27 Sep 2023

How does working pattern affect holiday entitlement?

For majority of employees, time management is straightforward. If your employee works the same hours every day – it is likely that you know exactly how much holiday they are getting. The complexities come in when an employee is not working a regular schedule.

Regular contracts

Somebody who works same hours every day of the work week, as the rest of the company can be regarded to as a regular employee. In England it is a legal requirement to grant 5.6 weeks of paid leave, inclusive of any public holiday. In Germany it is a minimum of 4 weeks and any public holiday on top of that. In Austria it is at least 5 weeks off, plus 13 public holiday days.

Examples of regular working patterns

Irene works Monday through Friday, same hours every day:


How to calculate allowance for regular working pattern employees

Number of work days per week * Number of weeks legally required

It is advised to track time off for employees like Irene based on days. That is simply because for Irene each day has the same value of hours. For example, if Irene was based in Oxford, UK – her minimum entitlement for a full year would be 5.6 * 5 = 28 days.

Non-regular contracts

When you have workers that are contracted to work a fixed number of hours each week but not the same number of hours each day – they can be regarded to as employees with a non-regular working pattern. The entitlement for paid leave remains the same, so you must ensure that at minimum the statutory

Examples of non-regular working patterns

Michael works Monday through Thursday, full day (8h) on Monday and Tuesday and part-time (4h) on Wednesday and Thursday.


How to calculate allowance for non-regular working pattern employees

It is advised to track time off for employees like Michael based on hours. That is because each working day is not the same length, so depending on which days he takes off as leave, it will either be 8 hours or 4 hours from his total leave entitlement. And if allowance is granted in days, employee may take advantage and take holiday only on longer hour days.

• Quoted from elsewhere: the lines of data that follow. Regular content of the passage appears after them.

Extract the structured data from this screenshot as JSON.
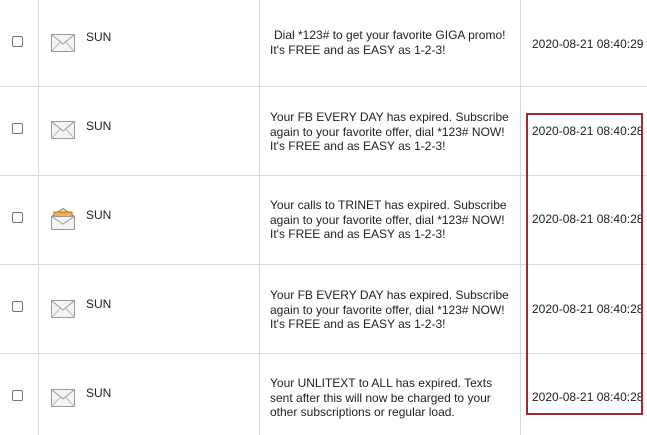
{
  "messages": [
    {
      "sender": "SUN",
      "icon": "envelope-closed-icon",
      "read": true,
      "lines": [
        "Dial *123# to get your favorite GIGA promo!",
        "It's FREE and as EASY as 1-2-3!"
      ],
      "date": "2020-08-21 08:40:29"
    },
    {
      "sender": "SUN",
      "icon": "envelope-closed-icon",
      "read": true,
      "lines": [
        "Your FB EVERY DAY has expired. Subscribe",
        "again to your favorite offer, dial *123# NOW!",
        "It's FREE and as EASY as 1-2-3!"
      ],
      "date": "2020-08-21 08:40:28"
    },
    {
      "sender": "SUN",
      "icon": "envelope-open-icon",
      "read": false,
      "lines": [
        "Your calls to TRINET has expired. Subscribe",
        "again to your favorite offer, dial *123# NOW!",
        "It's FREE and as EASY as 1-2-3!"
      ],
      "date": "2020-08-21 08:40:28"
    },
    {
      "sender": "SUN",
      "icon": "envelope-closed-icon",
      "read": true,
      "lines": [
        "Your FB EVERY DAY has expired. Subscribe",
        "again to your favorite offer, dial *123# NOW!",
        "It's FREE and as EASY as 1-2-3!"
      ],
      "date": "2020-08-21 08:40:28"
    },
    {
      "sender": "SUN",
      "icon": "envelope-closed-icon",
      "read": true,
      "lines": [
        "Your UNLITEXT to ALL has expired. Texts",
        "sent after this will now be charged to your",
        "other subscriptions or regular load."
      ],
      "date": "2020-08-21 08:40:28"
    }
  ],
  "colors": {
    "grid_line": "#d9d9d9",
    "highlight_border": "#a4282f",
    "text": "#222222",
    "open_envelope_accent": "#f0b24a"
  }
}
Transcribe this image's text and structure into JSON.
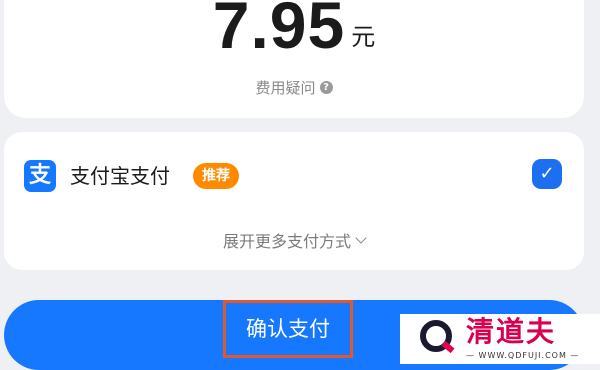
{
  "summary": {
    "amount": "7.95",
    "unit": "元",
    "fee_question": "费用疑问"
  },
  "payment": {
    "logo_glyph": "支",
    "method_label": "支付宝支付",
    "badge": "推荐",
    "check_glyph": "✓",
    "expand_label": "展开更多支付方式"
  },
  "confirm": {
    "label": "确认支付"
  },
  "watermark": {
    "title": "清道夫",
    "url": "— WWW.QDFUJI.COM —"
  },
  "colors": {
    "primary": "#1677ff",
    "badge": "#ff8a00",
    "highlight_border": "#e1582e"
  },
  "icons": {
    "help": "question-circle-icon",
    "alipay": "alipay-logo-icon",
    "check": "checkbox-checked-icon",
    "expand": "chevron-down-icon"
  }
}
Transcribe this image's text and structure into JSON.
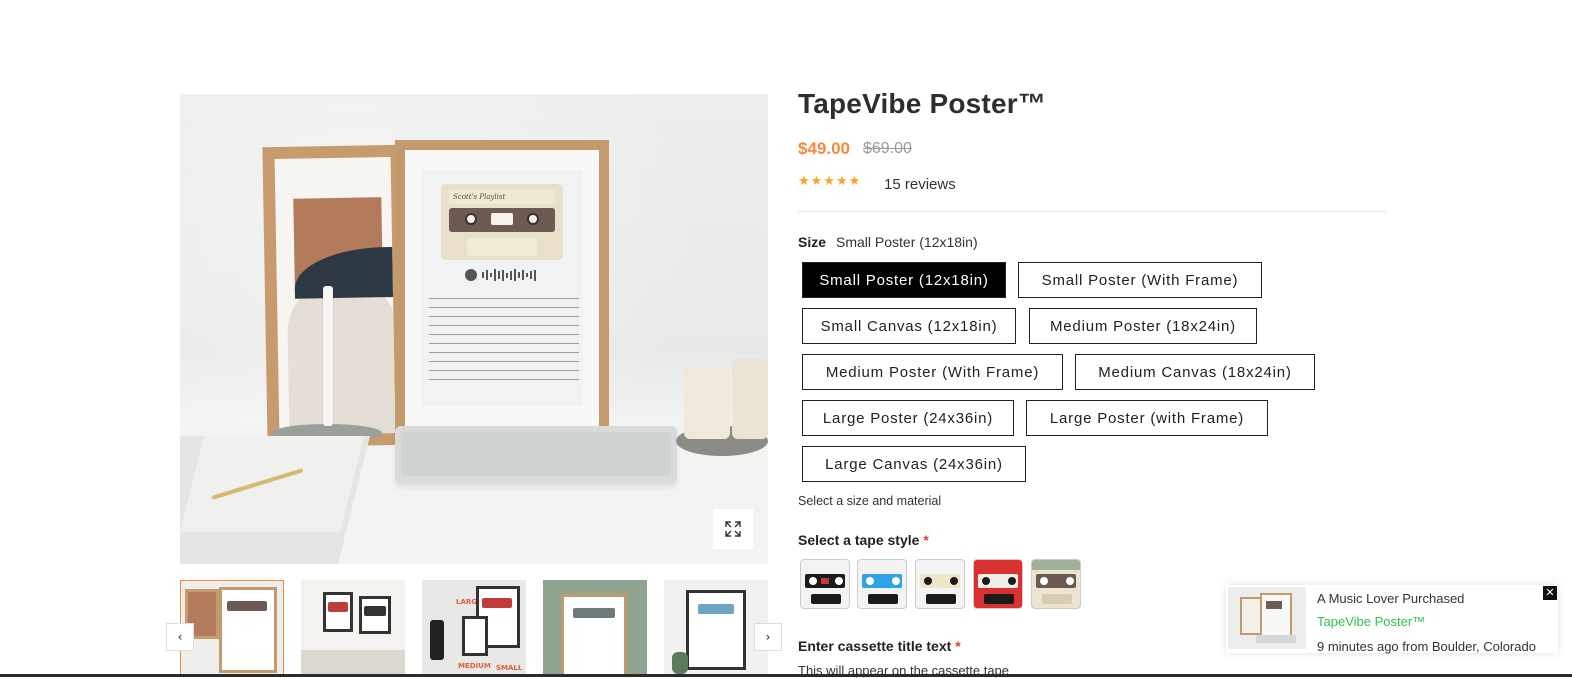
{
  "product": {
    "title": "TapeVibe Poster™",
    "price": "$49.00",
    "compare_price": "$69.00",
    "rating": 5,
    "stars": "★★★★★",
    "reviews": "15 reviews"
  },
  "gallery": {
    "main_image_icon": "framed-cassette-poster-photo",
    "expand_icon": "expand-icon",
    "poster_heading": "Scott's Playlist",
    "thumbs": [
      {
        "id": "thumb-1",
        "caption": ""
      },
      {
        "id": "thumb-2",
        "caption": ""
      },
      {
        "id": "thumb-3",
        "caption": "LARGE",
        "caption2": "MEDIUM",
        "caption3": "SMALL"
      },
      {
        "id": "thumb-4",
        "caption": ""
      },
      {
        "id": "thumb-5",
        "caption": ""
      }
    ],
    "prev_arrow": "‹",
    "next_arrow": "›"
  },
  "size": {
    "label": "Size",
    "selected_value": "Small Poster (12x18in)",
    "options": [
      "Small Poster (12x18in)",
      "Small Poster (With Frame)",
      "Small Canvas (12x18in)",
      "Medium Poster (18x24in)",
      "Medium Poster (With Frame)",
      "Medium Canvas (18x24in)",
      "Large Poster (24x36in)",
      "Large Poster (with Frame)",
      "Large Canvas (24x36in)"
    ],
    "helper": "Select a size and material"
  },
  "tape_style": {
    "label": "Select a tape style",
    "required_mark": "*",
    "swatches": [
      {
        "name": "black-red",
        "band": "#1b1b1b",
        "accent": "#ffffff"
      },
      {
        "name": "blue-black",
        "band": "#2ea3e6",
        "accent": "#ffffff"
      },
      {
        "name": "cream-black",
        "band": "#efe6c9",
        "accent": "#1b1b1b"
      },
      {
        "name": "red-black",
        "band": "#d93030",
        "accent": "#1b1b1b"
      },
      {
        "name": "cream-sage",
        "band": "#ede4cf",
        "accent": "#6a5a50"
      }
    ]
  },
  "cassette_text": {
    "label": "Enter cassette title text",
    "required_mark": "*",
    "helper": "This will appear on the cassette tape"
  },
  "popup": {
    "line1": "A Music Lover Purchased",
    "line2": "TapeVibe Poster™",
    "line3": "9 minutes ago from Boulder, Colorado",
    "close": "✕"
  },
  "colors": {
    "accent": "#f58a3c",
    "star": "#f5a623",
    "required": "#e03a3a",
    "popup_link": "#2fc14e"
  }
}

Therefore, the correct approach to establishing allowance would be to calculate the entitlement in days (based on work days) and then convert it into hours (based on average work hours).

First, determine leave in days:

Number of work days per week * Number of weeks legally required


Michael’s entitlement is 4 days * 5.6 weeks = 22.4 days

Next, convert leave into hours:

Holiday entitlement * (Hours worked per week / Days worked per week)


22.4 days x (24 hrs / 4 days) = 134.4 hours a year

How does public holiday play into calculating allowance?

If your company treats public holiday as a non-working day and you usually count it into the general holiday allowance for your employees, you should review how you treat workers on non-regular schedules. To avoid unfair treatment you should pro-rate public holiday allowance for those workers.

For example, Aisha works Tuesday to Thursday. If there is a Public Holiday falling on Monday, she will technically miss it as it is not her working day. This public holiday that falls outside of the regular schedule should be added back to Aisha’s paid holiday allowance, as everyone else in the company got to enjoy this holiday and still got paid for it.


How to calculate public holiday allowance?

Public holidays in a year * ( Days worked per week/Full time work days per week)

Therefore, in Austria, Aisha’s prorated public holiday allowance would come to 13 * (3/5) = 7.8 days


It is important to acknowledge how different working patterns may affect your employee’s holiday allowance. In order to be fair and ensure your workforce stays happy and well-rested you should review how you calculate allowances. Zelt takes care of all those challenges for you, together with any mid-year changes. So you can be assured – your employees are taken care of!